Data to process below:

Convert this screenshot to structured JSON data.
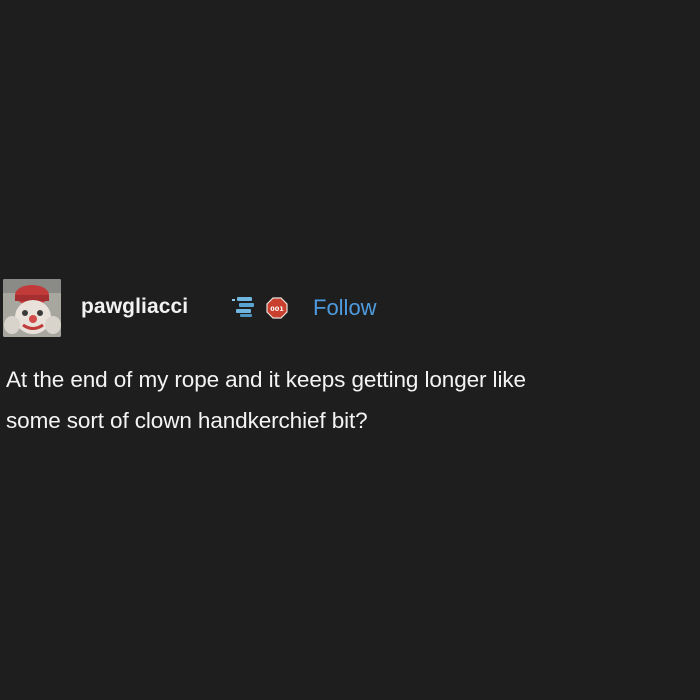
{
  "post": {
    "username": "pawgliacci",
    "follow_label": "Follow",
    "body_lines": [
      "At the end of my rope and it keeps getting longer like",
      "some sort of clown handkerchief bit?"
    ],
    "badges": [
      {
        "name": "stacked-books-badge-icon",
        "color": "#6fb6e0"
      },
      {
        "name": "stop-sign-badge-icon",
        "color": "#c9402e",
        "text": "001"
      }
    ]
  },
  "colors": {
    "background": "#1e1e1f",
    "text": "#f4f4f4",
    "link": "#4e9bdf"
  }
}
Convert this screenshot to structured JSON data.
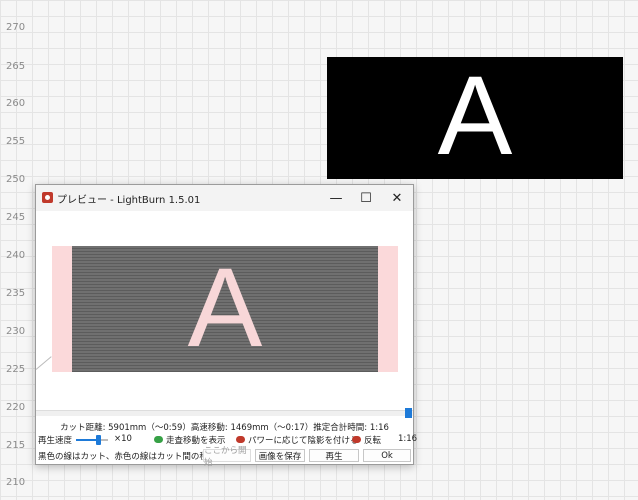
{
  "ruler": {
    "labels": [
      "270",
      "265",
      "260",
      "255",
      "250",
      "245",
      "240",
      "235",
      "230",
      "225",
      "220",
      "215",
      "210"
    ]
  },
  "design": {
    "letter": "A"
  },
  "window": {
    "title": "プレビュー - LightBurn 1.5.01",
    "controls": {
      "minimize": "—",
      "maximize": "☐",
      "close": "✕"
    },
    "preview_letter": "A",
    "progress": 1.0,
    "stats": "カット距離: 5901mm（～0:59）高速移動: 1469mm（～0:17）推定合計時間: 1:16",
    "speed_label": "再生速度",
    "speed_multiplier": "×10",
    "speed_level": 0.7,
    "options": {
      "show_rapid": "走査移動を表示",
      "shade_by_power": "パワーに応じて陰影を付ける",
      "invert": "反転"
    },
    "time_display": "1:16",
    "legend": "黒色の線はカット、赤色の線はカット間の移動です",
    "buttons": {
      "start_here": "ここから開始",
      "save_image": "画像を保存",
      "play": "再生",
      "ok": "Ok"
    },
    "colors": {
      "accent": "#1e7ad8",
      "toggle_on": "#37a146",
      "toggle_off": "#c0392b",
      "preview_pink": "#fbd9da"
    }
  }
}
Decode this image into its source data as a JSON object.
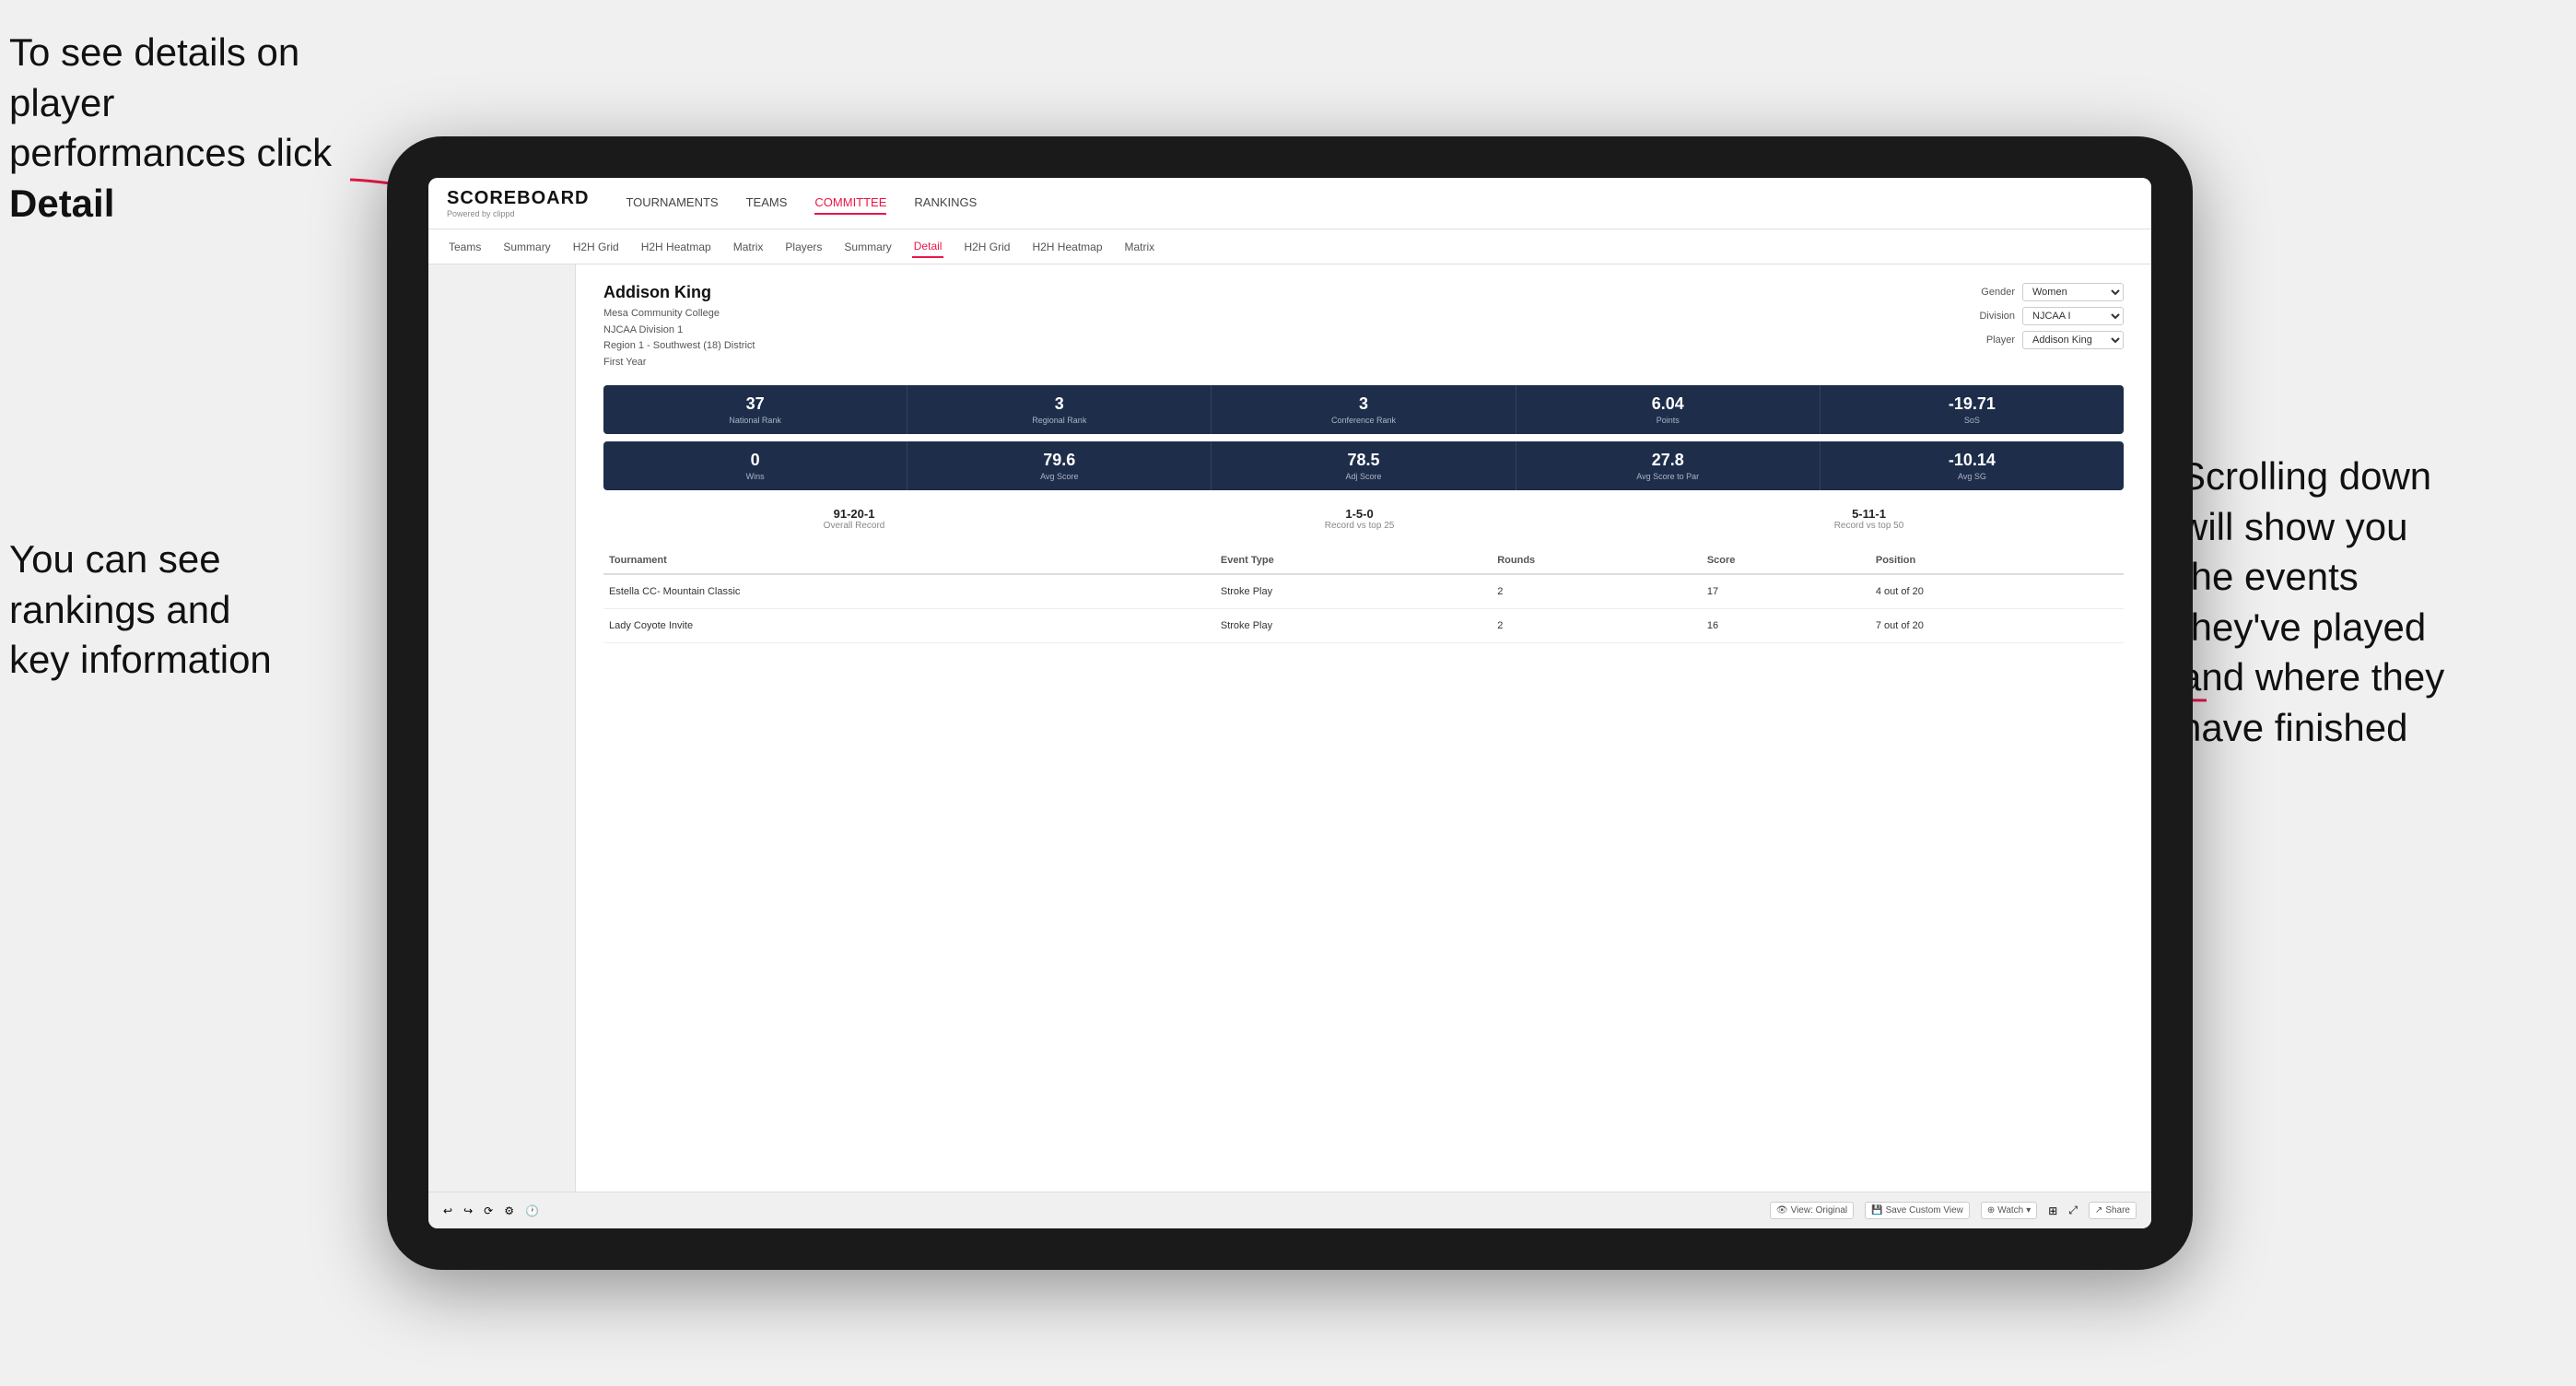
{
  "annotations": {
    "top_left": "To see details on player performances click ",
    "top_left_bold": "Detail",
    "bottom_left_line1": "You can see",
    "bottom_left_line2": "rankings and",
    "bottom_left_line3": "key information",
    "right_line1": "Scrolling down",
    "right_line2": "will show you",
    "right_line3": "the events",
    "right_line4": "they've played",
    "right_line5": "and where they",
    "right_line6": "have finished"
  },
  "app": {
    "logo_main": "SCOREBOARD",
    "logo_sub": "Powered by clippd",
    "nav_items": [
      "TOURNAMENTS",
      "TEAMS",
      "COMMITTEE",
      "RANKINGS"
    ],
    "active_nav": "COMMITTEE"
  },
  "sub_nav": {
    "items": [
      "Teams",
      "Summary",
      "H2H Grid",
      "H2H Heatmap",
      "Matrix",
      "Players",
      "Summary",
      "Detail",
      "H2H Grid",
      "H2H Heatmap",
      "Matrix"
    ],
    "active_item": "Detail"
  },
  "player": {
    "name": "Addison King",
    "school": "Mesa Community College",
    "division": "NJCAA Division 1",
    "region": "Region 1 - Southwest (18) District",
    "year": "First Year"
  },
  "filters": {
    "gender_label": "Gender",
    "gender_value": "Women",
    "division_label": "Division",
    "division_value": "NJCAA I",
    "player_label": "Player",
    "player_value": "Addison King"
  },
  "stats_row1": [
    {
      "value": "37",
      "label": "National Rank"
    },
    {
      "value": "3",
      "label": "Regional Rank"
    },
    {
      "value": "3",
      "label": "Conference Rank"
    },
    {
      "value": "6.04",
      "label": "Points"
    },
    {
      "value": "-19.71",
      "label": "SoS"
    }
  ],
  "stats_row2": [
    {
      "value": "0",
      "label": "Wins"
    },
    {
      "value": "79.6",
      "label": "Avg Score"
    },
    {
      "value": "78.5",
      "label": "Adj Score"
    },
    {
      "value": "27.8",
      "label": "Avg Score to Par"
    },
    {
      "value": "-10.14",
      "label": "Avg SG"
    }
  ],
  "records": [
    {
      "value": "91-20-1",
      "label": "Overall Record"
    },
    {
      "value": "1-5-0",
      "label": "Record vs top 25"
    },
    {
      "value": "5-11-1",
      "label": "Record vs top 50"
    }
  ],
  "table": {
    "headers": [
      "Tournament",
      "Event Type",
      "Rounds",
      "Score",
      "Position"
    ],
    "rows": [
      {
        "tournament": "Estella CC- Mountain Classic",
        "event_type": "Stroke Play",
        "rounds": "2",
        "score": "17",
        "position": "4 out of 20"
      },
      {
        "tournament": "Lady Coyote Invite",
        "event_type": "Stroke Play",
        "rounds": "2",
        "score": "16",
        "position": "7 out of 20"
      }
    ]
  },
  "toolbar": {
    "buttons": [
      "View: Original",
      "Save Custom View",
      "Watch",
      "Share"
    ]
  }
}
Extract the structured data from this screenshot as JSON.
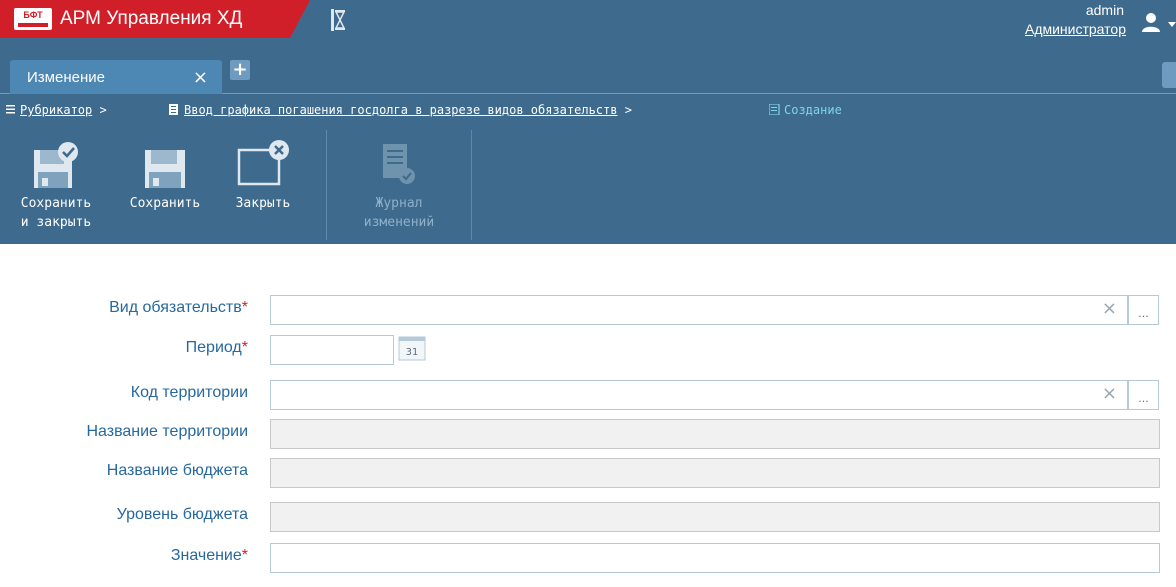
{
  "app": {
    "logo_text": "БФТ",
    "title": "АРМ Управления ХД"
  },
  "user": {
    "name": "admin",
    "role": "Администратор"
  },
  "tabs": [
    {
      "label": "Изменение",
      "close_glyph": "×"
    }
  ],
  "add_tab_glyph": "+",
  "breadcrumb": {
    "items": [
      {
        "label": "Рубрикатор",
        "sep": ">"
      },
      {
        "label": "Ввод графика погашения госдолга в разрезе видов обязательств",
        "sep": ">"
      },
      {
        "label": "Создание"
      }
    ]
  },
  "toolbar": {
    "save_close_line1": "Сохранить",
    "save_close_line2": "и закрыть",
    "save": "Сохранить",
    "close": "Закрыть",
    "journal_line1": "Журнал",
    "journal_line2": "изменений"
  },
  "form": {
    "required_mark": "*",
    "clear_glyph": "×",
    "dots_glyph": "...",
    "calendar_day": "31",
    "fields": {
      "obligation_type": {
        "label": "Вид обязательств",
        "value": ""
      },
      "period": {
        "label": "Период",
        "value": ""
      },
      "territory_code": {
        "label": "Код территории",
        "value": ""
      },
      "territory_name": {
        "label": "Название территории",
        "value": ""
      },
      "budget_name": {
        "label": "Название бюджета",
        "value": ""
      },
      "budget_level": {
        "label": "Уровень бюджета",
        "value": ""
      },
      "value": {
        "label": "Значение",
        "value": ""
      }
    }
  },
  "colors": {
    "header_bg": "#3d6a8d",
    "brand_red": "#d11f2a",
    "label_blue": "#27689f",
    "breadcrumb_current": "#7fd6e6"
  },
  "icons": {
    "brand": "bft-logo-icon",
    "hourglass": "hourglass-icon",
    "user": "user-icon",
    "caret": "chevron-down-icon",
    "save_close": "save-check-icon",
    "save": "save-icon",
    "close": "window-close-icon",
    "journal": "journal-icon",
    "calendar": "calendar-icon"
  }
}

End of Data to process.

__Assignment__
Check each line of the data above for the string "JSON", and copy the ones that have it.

__Response for this exercise__
Convert this screenshot to structured JSON data.
Convert this screenshot to structured JSON data.
Decode this image into its source data as a JSON object.
Extract the structured data from this screenshot as JSON.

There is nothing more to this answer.